When we think about the impact of CBD on an individual, as we have seen in the case studies in every chapter of this book, we can observe that it changes lives. It makes the very ill well, and it offers a second chance at a happy, healthy life to some people who have been given a death sentence by their physicians. It’s provided a lifeline to small children and to the frail elderly.
Stop for a second and think about what will happen when group of people are able to take CBD. A community. A nation. Think about our political conversations, our flows of goods and services, entertainment, international relationships and the way that we manage our relationship with our biosphere and everything in it, including plants and animals. Think about what could be possible if everyone had access to this plant medicine. To all plant medicines.
The only way to get there is through cooperation. How we cooperate is linked to our state of health and consciousness. How we bring humanity back into harmony with ourselves, with others, with the world and the universe is connected to our ability to align ourselves with what is healing. Once we have healthy and happy cities and nations, we can begin to dance harmoniously with everything in our biosphere.
We must begin with our own bodies, with our own self-knowledge and awareness of what is possible.
Know that it is possible.
1. [Queen Mary University of London. (2018, July 30). Cannabinoid improves survival rates of mice with pancreatic cancer. ScienceDaily. Retrieved from www.sciencedaily.com/releases/2018/07/180730160618.htm]↩
2. [Capozzi, A., Mattei, V., Martellucci, S., Manganelli, V., Saccomanni, G., Garofalo, T. , . . . & Misasi, R. (2018). Anti-proliferative properties and proapoptotic function of new CB2 selective cannabinoid receptor agonist in jurkat leukemia cells. International Journal of Molecular Sciences, 19(7).]↩
3. [Fernández-Ruiz, J. (2018). The biomedical challenge of neurodegenerative disorders: an opportunity for cannabinoid-based therapies to improve on the poor current therapeutic outcomes. British Journal of Pharmacology. https://doi.org/10.1111/bph.14382]↩
4. [Crippa, J.A., Zuardi, A.W., & Guimaraes, F.S. (2018). 17.4 Possible mechanisms involved in the antipsychotic effects of cannabidiol (CBD). Schizophrenia Bulletin, 44(Suppl 1), S28; McGuire, P., Robson, P., Cubała, W., Vasile, D., Morrison, P., Barron, R. , . . . & Wright, S. (2018). 17.1 A randomized controlled trial of cannabidiol in schizophrenia. Schizophrenia Bulletin, 44(suppl_1), S27.]↩
5. [Elliott, D.M., Singh, N., Nagarkatti, M., & Nagarkatti, P. (2018). Cannabidiol attenuates experimental autoimmune encephalomyelitis model of multiple sclerosis through induction of myeloid-derived suppressor cells. Frontiers in Immunology, 9, 1782.]↩
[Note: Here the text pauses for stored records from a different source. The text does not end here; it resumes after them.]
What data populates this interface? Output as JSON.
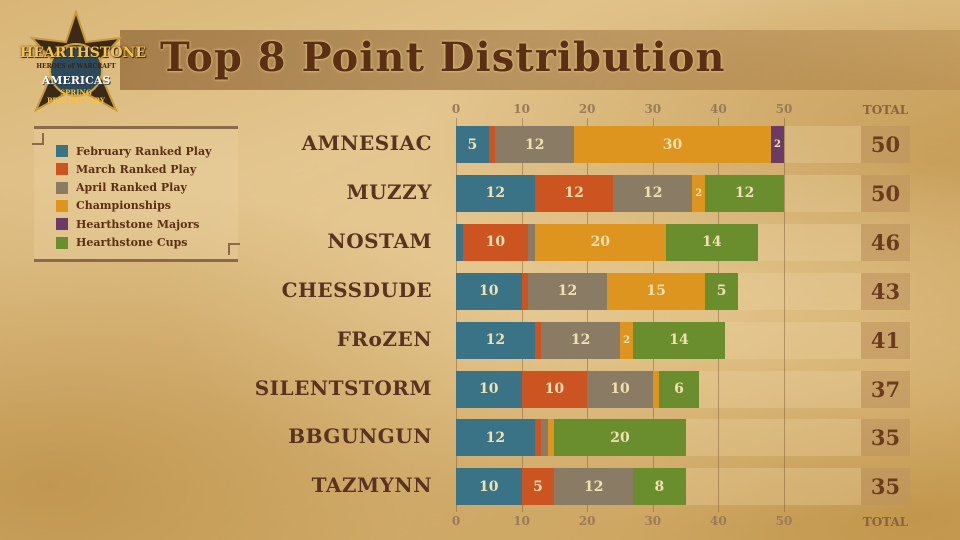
{
  "title": "Top 8 Point Distribution",
  "logo": {
    "brand": "HEARTHSTONE",
    "subtitle": "HEROES of WARCRAFT",
    "region": "AMERICAS",
    "season": "SPRING",
    "event": "PRELIMINARY"
  },
  "chart_data": {
    "type": "bar",
    "orientation": "horizontal",
    "stacked": true,
    "title": "Top 8 Point Distribution",
    "xlabel": "",
    "ylabel": "",
    "xlim": [
      0,
      50
    ],
    "xticks": [
      "0",
      "10",
      "20",
      "30",
      "40",
      "50"
    ],
    "grid": true,
    "legend_position": "left",
    "total_header": "TOTAL",
    "categories": [
      "AMNESIAC",
      "MUZZY",
      "NOSTAM",
      "CHESSDUDE",
      "FRoZEN",
      "SILENTSTORM",
      "BBGUNGUN",
      "TAZMYNN"
    ],
    "series": [
      {
        "name": "February Ranked Play",
        "color": "#3a7286",
        "values": [
          5,
          12,
          1,
          10,
          12,
          10,
          12,
          10
        ]
      },
      {
        "name": "March Ranked Play",
        "color": "#cc5420",
        "values": [
          1,
          12,
          10,
          1,
          1,
          10,
          1,
          5
        ]
      },
      {
        "name": "April Ranked Play",
        "color": "#8a7c64",
        "values": [
          12,
          12,
          1,
          12,
          12,
          10,
          1,
          12
        ]
      },
      {
        "name": "Championships",
        "color": "#dd9520",
        "values": [
          30,
          2,
          20,
          15,
          2,
          1,
          1,
          0
        ]
      },
      {
        "name": "Hearthstone Majors",
        "color": "#6c3a66",
        "values": [
          2,
          0,
          0,
          0,
          0,
          0,
          0,
          0
        ]
      },
      {
        "name": "Hearthstone Cups",
        "color": "#6a8d2e",
        "values": [
          0,
          12,
          14,
          5,
          14,
          6,
          20,
          8
        ]
      }
    ],
    "segment_labels": [
      [
        "5",
        "",
        "12",
        "30",
        "2",
        ""
      ],
      [
        "12",
        "12",
        "12",
        "2",
        "",
        "12"
      ],
      [
        "",
        "10",
        "",
        "20",
        "",
        "14"
      ],
      [
        "10",
        "",
        "12",
        "15",
        "",
        "5"
      ],
      [
        "12",
        "",
        "12",
        "2",
        "",
        "14"
      ],
      [
        "10",
        "10",
        "10",
        "",
        "",
        "6"
      ],
      [
        "12",
        "",
        "",
        "",
        "",
        "20"
      ],
      [
        "10",
        "5",
        "12",
        "",
        "",
        "8"
      ]
    ],
    "totals": [
      50,
      50,
      46,
      43,
      41,
      37,
      35,
      35
    ]
  }
}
6. [Linger, P., Müssig, J., Fischer, H. & Kobert, J. (2002). Industrial hemp (Cannabis sativa L.) growing on heavy metal contaminated soil: fibre quality and phytoremediation potential. Industrial Crops and Products, 16(1), 33–42; Singh, O.V. & Jain, R.K. (2003). Phytoremediation of toxic aromatic pollutants from soil. Applied microbiology and biotechnology, 63(2), 128–135; Ramana, S., Biswas, A.K., Singh, A.B., Ajay, Ahirwar, N.K., Prasad, R.D. & Srivastava, S. (2015). Potential of Mauritius Hemp (Furcraea gigantea Vent.) for the remediation of chromium contaminated soils. International journal of phytoremediation, 17(7), 709–715.]↩
7. [Singh, O.V. & Jain, R.K.]↩